Almost everyone is familiar with and has probably grown some species of Haworthia. (There are about 160 species, most of which are very decorative plants.) H. attenuata , like all Haworthias, is native to South Africa. It has been cultivated since the early 19th century. It is a very variable species. The dense rosettes of thickarranged in several rows and often covered with small white tubercles are typical. The upright, simple or branched inflorescences are not particularly attractive, but the leaves are far more decorative. Those of H. attenu-ata are 7 cm (2 ¾ in) long and 15 mm (0.5 in) wide, sharply pointed, with white, occasionally green, tubercles, arranged in horizontal bands.

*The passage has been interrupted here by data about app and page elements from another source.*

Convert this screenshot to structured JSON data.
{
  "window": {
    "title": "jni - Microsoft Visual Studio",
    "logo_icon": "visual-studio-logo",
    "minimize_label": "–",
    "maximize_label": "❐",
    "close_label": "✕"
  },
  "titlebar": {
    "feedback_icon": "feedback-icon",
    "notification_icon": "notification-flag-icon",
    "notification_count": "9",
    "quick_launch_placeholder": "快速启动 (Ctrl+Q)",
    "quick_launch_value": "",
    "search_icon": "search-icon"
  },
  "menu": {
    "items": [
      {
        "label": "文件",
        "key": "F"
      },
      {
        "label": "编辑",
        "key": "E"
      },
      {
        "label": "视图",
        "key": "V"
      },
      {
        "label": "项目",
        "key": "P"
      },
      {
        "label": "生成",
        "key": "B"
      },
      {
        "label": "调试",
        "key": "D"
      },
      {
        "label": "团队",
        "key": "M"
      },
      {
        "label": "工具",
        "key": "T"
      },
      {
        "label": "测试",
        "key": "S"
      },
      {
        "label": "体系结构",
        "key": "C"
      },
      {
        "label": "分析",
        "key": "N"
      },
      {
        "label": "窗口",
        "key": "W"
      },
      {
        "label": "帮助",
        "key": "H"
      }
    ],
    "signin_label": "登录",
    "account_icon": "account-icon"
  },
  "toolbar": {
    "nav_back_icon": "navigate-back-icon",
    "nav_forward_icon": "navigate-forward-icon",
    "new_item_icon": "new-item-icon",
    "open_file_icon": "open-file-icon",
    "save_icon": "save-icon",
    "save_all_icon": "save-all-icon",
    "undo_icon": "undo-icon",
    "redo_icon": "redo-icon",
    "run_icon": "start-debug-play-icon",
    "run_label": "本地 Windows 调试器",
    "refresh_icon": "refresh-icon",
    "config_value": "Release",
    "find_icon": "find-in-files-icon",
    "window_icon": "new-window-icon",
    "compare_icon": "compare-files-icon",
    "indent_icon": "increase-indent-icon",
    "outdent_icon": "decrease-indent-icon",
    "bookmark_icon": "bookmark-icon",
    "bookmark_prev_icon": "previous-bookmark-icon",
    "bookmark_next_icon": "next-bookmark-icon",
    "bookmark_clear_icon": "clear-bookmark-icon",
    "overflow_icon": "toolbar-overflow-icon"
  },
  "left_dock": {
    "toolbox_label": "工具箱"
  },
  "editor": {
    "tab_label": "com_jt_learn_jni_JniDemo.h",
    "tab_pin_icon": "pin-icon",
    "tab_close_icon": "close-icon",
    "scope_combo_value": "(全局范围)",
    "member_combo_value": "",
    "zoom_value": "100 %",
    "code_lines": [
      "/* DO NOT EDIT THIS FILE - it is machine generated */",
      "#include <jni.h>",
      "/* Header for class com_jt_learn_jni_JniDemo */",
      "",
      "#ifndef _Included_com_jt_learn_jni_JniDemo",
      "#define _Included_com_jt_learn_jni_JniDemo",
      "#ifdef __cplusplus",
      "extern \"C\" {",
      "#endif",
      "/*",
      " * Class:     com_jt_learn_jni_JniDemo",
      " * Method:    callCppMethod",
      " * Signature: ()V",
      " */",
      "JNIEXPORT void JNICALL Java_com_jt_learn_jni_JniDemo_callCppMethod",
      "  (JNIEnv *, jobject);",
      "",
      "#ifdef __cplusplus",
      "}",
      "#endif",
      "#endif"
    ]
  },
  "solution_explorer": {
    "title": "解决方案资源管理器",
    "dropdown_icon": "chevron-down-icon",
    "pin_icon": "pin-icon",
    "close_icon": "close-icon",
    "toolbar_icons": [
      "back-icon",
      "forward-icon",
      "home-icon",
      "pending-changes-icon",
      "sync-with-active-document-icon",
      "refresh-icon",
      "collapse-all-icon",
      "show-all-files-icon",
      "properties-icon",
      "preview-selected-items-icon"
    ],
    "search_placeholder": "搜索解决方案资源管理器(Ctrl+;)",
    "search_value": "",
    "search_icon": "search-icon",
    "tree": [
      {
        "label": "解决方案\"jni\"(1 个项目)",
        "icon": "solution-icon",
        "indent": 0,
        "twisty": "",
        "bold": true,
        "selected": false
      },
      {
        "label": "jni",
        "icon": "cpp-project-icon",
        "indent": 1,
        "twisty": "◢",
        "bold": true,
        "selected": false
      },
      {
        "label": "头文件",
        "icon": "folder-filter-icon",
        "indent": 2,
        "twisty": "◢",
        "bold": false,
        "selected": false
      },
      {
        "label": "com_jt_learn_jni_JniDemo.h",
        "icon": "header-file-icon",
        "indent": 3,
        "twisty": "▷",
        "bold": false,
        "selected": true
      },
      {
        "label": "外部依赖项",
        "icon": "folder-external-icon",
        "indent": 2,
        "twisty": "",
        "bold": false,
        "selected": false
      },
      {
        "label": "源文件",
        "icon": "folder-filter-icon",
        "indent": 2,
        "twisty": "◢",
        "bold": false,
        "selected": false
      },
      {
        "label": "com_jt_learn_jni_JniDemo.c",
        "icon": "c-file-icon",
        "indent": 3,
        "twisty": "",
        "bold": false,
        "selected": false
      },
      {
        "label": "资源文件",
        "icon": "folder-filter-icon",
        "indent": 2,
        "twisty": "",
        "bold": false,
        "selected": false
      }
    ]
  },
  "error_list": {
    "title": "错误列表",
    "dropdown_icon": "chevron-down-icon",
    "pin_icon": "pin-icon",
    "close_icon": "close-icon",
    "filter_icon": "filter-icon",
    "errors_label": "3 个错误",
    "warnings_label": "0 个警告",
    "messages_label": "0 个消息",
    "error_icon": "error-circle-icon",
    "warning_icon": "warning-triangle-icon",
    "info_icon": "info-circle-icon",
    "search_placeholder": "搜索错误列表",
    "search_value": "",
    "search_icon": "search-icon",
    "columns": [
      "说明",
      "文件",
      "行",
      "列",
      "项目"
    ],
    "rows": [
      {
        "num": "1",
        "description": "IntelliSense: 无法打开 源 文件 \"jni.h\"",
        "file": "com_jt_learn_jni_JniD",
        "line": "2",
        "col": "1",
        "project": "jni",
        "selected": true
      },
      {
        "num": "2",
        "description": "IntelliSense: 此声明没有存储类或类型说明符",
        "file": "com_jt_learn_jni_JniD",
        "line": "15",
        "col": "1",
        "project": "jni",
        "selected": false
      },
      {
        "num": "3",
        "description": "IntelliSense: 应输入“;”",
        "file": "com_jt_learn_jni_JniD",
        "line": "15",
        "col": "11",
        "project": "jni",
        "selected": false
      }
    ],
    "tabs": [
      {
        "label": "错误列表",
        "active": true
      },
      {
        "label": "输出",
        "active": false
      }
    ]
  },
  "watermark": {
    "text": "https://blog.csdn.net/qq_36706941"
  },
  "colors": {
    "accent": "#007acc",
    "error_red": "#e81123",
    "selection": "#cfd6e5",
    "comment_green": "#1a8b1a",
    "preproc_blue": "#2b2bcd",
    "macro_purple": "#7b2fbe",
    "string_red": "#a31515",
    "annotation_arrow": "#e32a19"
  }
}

It is a fairly easy plant to grow. Normal room temperature is sufficient for good growth, but it will tolerate higher temperatures. Water frequently in summer. Watering the soil is better than spraying, as the leaves tend to rot easily. The more light the plant has, the stiffer the leaves and the whiter the tubercles. Restrictin winter. If provided with the proper conditions Haworthias are long-lived plants. They readily produce side-shoots which makes easy.